EXERCISE DESCRIPTION » Pick each line containing the word "JSON" out of the data below.

Element data from apps and pages

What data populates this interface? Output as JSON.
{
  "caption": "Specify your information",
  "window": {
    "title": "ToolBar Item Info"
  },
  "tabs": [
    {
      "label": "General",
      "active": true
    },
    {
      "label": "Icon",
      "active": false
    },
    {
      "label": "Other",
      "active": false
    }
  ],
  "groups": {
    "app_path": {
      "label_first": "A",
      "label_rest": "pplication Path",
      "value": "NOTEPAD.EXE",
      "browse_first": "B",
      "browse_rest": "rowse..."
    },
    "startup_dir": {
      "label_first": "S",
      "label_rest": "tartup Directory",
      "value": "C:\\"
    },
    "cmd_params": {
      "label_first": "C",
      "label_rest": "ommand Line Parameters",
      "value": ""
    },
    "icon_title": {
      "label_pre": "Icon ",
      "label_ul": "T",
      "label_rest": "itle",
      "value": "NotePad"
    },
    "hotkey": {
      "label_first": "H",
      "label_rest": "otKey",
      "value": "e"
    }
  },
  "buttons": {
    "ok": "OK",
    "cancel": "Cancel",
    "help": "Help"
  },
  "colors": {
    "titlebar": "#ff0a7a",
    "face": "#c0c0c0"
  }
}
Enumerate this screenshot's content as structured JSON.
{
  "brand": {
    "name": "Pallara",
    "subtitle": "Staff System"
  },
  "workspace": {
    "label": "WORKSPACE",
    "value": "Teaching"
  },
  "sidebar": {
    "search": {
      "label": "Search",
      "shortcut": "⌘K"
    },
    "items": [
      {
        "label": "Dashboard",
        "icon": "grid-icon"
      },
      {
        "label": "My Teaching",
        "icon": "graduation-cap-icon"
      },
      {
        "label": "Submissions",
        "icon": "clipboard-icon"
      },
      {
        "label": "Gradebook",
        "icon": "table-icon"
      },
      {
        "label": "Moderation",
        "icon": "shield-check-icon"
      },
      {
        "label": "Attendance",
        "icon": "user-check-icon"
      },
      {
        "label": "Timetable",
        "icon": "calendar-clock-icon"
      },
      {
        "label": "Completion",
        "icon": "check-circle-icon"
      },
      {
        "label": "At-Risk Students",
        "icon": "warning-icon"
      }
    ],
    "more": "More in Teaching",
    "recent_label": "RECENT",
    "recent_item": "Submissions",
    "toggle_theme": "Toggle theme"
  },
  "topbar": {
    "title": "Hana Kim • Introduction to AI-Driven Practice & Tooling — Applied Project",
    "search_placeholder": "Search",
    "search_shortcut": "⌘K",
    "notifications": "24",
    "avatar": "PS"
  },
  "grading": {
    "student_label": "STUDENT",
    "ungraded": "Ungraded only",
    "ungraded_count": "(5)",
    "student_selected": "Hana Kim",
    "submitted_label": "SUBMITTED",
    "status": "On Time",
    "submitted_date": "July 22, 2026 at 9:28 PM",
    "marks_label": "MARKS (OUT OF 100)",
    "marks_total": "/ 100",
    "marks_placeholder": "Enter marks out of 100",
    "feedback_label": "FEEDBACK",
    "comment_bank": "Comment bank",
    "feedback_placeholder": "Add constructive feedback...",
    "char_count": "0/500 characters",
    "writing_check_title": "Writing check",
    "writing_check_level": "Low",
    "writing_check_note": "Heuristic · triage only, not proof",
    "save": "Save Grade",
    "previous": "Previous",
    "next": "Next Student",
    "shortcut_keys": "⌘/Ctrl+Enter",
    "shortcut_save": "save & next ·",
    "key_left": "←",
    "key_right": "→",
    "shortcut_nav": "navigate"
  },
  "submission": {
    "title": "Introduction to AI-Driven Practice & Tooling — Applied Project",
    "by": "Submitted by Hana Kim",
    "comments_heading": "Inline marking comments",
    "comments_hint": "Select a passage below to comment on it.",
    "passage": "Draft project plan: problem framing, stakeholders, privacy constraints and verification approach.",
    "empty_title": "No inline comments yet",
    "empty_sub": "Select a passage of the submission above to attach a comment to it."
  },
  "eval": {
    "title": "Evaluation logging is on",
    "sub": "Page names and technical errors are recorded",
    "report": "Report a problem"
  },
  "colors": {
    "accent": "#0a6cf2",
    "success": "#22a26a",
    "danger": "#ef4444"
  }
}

OUTPUT BELOW »
What data populates this interface? Output as JSON.
Enumerate this screenshot's content as structured JSON.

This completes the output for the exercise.